[[ Recorded data open ]]

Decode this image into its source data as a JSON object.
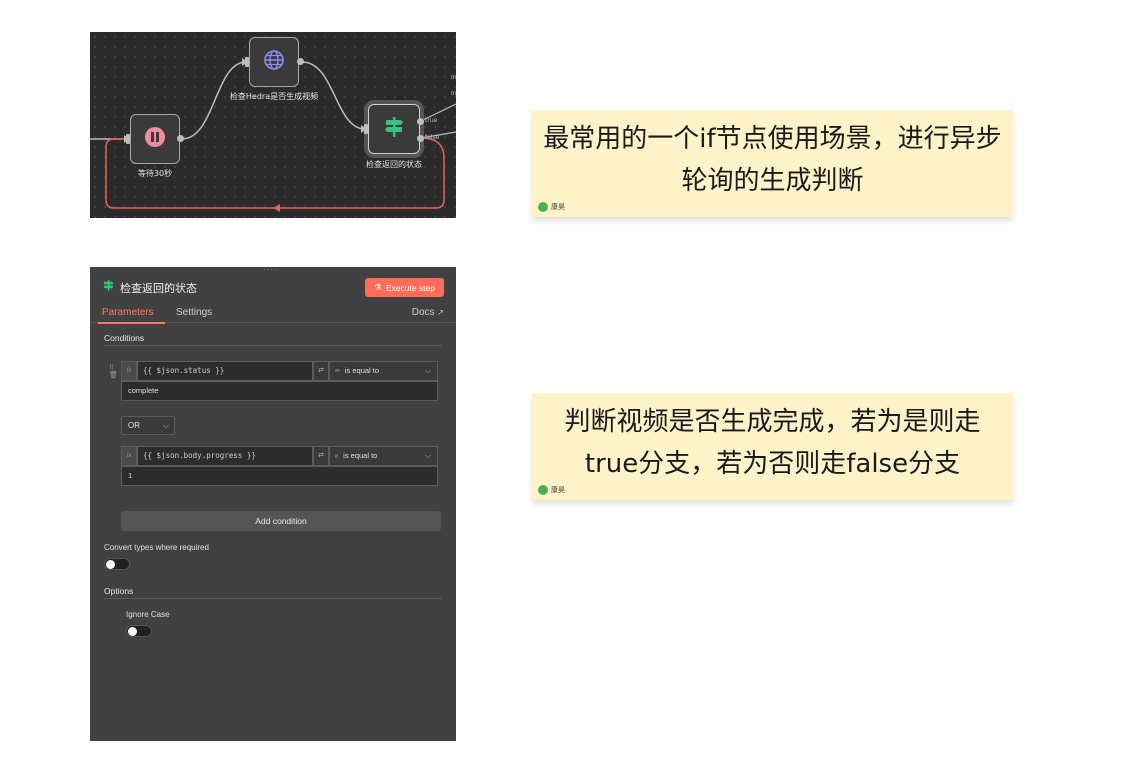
{
  "canvas": {
    "nodes": [
      {
        "label": "等待30秒",
        "icon": "pause-icon"
      },
      {
        "label": "检查Hedra是否生成视频",
        "icon": "globe-icon"
      },
      {
        "label": "检查返回的状态",
        "icon": "signpost-icon"
      }
    ],
    "ports": {
      "true_label": "true",
      "false_label": "false"
    },
    "cut_labels": [
      "In",
      "In"
    ],
    "colors": {
      "background": "#2b2b2b",
      "edge": "#bdbdbd",
      "loop_edge": "#e0645a"
    }
  },
  "notes": [
    {
      "text": "最常用的一个if节点使用场景，进行异步轮询的生成判断",
      "author": "康昊"
    },
    {
      "text": "判断视频是否生成完成，若为是则走true分支，若为否则走false分支",
      "author": "康昊"
    }
  ],
  "panel": {
    "title": "检查返回的状态",
    "execute_label": "Execute step",
    "tabs": [
      "Parameters",
      "Settings"
    ],
    "docs_label": "Docs",
    "conditions_title": "Conditions",
    "conditions": [
      {
        "fx": "fx",
        "expression": "{{ $json.status }}",
        "type_icon": "ᴬᴮ",
        "operator": "is equal to",
        "value": "complete"
      },
      {
        "fx": "fx",
        "expression": "{{ $json.body.progress }}",
        "type_icon": "#",
        "operator": "is equal to",
        "value": "1"
      }
    ],
    "combinator": "OR",
    "add_condition_label": "Add condition",
    "convert_types_label": "Convert types where required",
    "options_title": "Options",
    "ignore_case_label": "Ignore Case",
    "accent": "#ff6d5a"
  }
}
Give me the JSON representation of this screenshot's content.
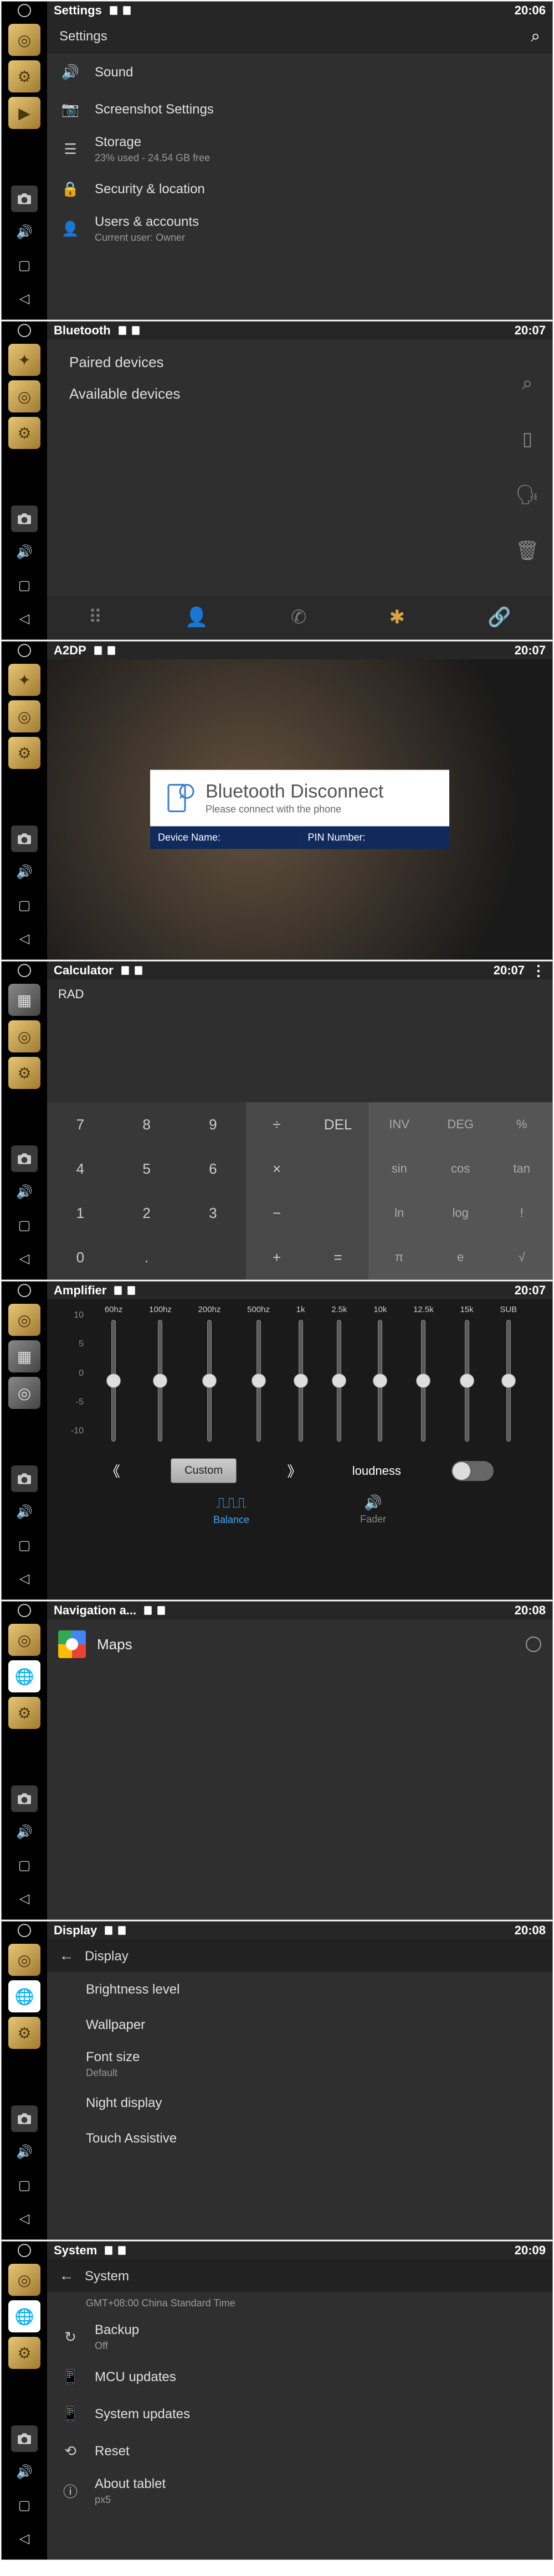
{
  "screens": [
    {
      "title": "Settings",
      "time": "20:06"
    },
    {
      "title": "Bluetooth",
      "time": "20:07"
    },
    {
      "title": "A2DP",
      "time": "20:07"
    },
    {
      "title": "Calculator",
      "time": "20:07"
    },
    {
      "title": "Amplifier",
      "time": "20:07"
    },
    {
      "title": "Navigation a...",
      "time": "20:08"
    },
    {
      "title": "Display",
      "time": "20:08"
    },
    {
      "title": "System",
      "time": "20:09"
    }
  ],
  "settings": {
    "header": "Settings",
    "items": [
      {
        "label": "Sound"
      },
      {
        "label": "Screenshot Settings"
      },
      {
        "label": "Storage",
        "sub": "23% used - 24.54 GB free"
      },
      {
        "label": "Security & location"
      },
      {
        "label": "Users & accounts",
        "sub": "Current user: Owner"
      }
    ]
  },
  "bluetooth": {
    "paired": "Paired devices",
    "available": "Available devices"
  },
  "a2dp": {
    "title": "Bluetooth Disconnect",
    "sub": "Please connect with the phone",
    "device_name_label": "Device Name:",
    "pin_label": "PIN Number:"
  },
  "calc": {
    "mode": "RAD",
    "nums": [
      "7",
      "8",
      "9",
      "4",
      "5",
      "6",
      "1",
      "2",
      "3",
      "0",
      ".",
      ""
    ],
    "ops": [
      "÷",
      "DEL",
      "×",
      "",
      "−",
      "",
      "+",
      "="
    ],
    "fns": [
      "INV",
      "DEG",
      "%",
      "sin",
      "cos",
      "tan",
      "ln",
      "log",
      "!",
      "π",
      "e",
      "√"
    ]
  },
  "eq": {
    "bands": [
      "60hz",
      "100hz",
      "200hz",
      "500hz",
      "1k",
      "2.5k",
      "10k",
      "12.5k",
      "15k",
      "SUB"
    ],
    "scale": [
      "10",
      "5",
      "0",
      "-5",
      "-10"
    ],
    "custom": "Custom",
    "loudness": "loudness",
    "balance": "Balance",
    "fader": "Fader"
  },
  "nav": {
    "maps": "Maps"
  },
  "display": {
    "header": "Display",
    "items": [
      {
        "label": "Brightness level"
      },
      {
        "label": "Wallpaper"
      },
      {
        "label": "Font size",
        "sub": "Default"
      },
      {
        "label": "Night display"
      },
      {
        "label": "Touch Assistive"
      }
    ]
  },
  "system": {
    "header": "System",
    "sub": "GMT+08:00 China Standard Time",
    "items": [
      {
        "label": "Backup",
        "sub": "Off"
      },
      {
        "label": "MCU updates"
      },
      {
        "label": "System updates"
      },
      {
        "label": "Reset"
      },
      {
        "label": "About tablet",
        "sub": "px5"
      }
    ]
  }
}
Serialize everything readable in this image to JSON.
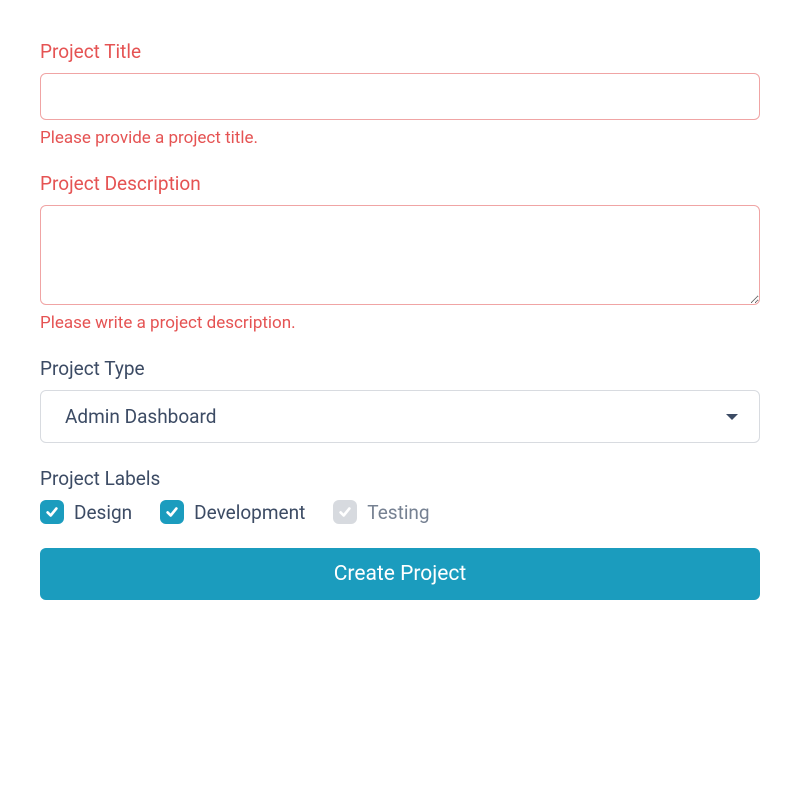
{
  "title": {
    "label": "Project Title",
    "value": "",
    "error": "Please provide a project title."
  },
  "description": {
    "label": "Project Description",
    "value": "",
    "error": "Please write a project description."
  },
  "type": {
    "label": "Project Type",
    "selected": "Admin Dashboard"
  },
  "labels": {
    "label": "Project Labels",
    "options": [
      {
        "text": "Design",
        "checked": true,
        "disabled": false
      },
      {
        "text": "Development",
        "checked": true,
        "disabled": false
      },
      {
        "text": "Testing",
        "checked": true,
        "disabled": true
      }
    ]
  },
  "submit": {
    "label": "Create Project"
  }
}
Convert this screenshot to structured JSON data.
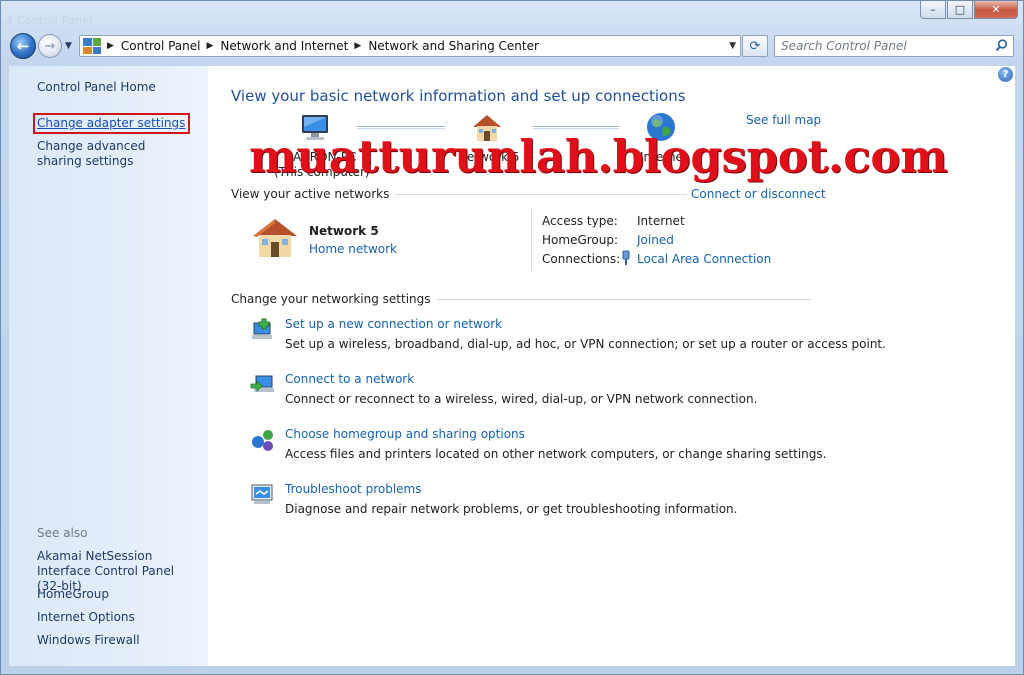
{
  "window": {
    "ghost_title": "4 Control Panel",
    "minimize": "–",
    "maximize": "□",
    "close": "✕"
  },
  "nav": {
    "back_glyph": "←",
    "forward_glyph": "→",
    "breadcrumbs": [
      "Control Panel",
      "Network and Internet",
      "Network and Sharing Center"
    ],
    "refresh_glyph": "⟳",
    "search_placeholder": "Search Control Panel"
  },
  "left_pane": {
    "home": "Control Panel Home",
    "change_adapter": "Change adapter settings",
    "change_sharing": "Change advanced sharing settings",
    "see_also": "See also",
    "akamai": "Akamai NetSession Interface Control Panel (32-bit)",
    "homegroup": "HomeGroup",
    "internet_options": "Internet Options",
    "firewall": "Windows Firewall"
  },
  "main": {
    "heading": "View your basic network information and set up connections",
    "see_full_map": "See full map",
    "map": {
      "computer_label_1": "AARON-PC",
      "computer_label_2": "(This computer)",
      "network_label": "Network 5",
      "internet_label": "Internet"
    },
    "active_networks_title": "View your active networks",
    "connect_disconnect": "Connect or disconnect",
    "network": {
      "name": "Network  5",
      "type": "Home network",
      "access_type_label": "Access type:",
      "access_type_value": "Internet",
      "homegroup_label": "HomeGroup:",
      "homegroup_value": "Joined",
      "connections_label": "Connections:",
      "connections_value": "Local Area Connection"
    },
    "change_settings_title": "Change your networking settings",
    "tasks": [
      {
        "title": "Set up a new connection or network",
        "desc": "Set up a wireless, broadband, dial-up, ad hoc, or VPN connection; or set up a router or access point."
      },
      {
        "title": "Connect to a network",
        "desc": "Connect or reconnect to a wireless, wired, dial-up, or VPN network connection."
      },
      {
        "title": "Choose homegroup and sharing options",
        "desc": "Access files and printers located on other network computers, or change sharing settings."
      },
      {
        "title": "Troubleshoot problems",
        "desc": "Diagnose and repair network problems, or get troubleshooting information."
      }
    ]
  },
  "watermark": "muatturunlah.blogspot.com",
  "colors": {
    "link": "#1561b0",
    "heading": "#1e4f9a",
    "highlight_box": "#d2141d",
    "watermark": "#e0101a"
  }
}
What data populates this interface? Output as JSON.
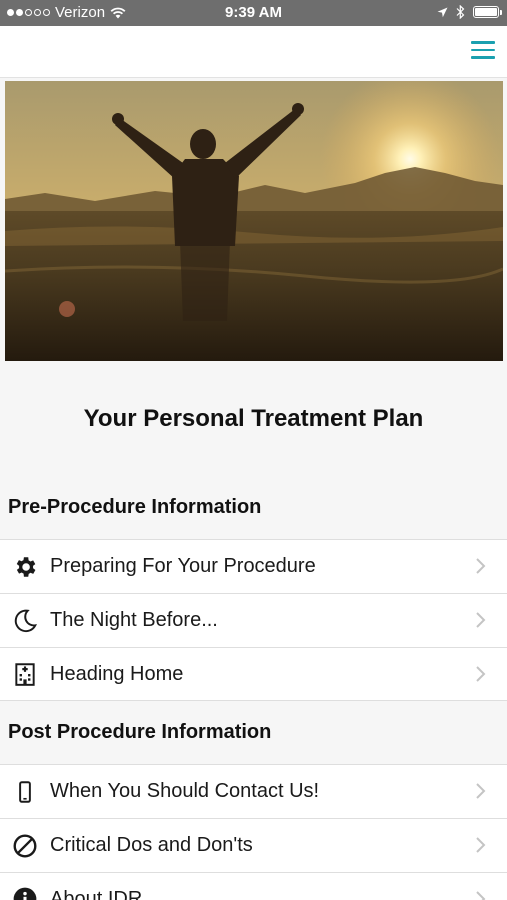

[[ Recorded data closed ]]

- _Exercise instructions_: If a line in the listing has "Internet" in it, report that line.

- _Response to the task_:
      "Network and Internet",
    "internet_options": "Internet Options",
      "internet_label": "Internet"
      "access_type_value": "Internet",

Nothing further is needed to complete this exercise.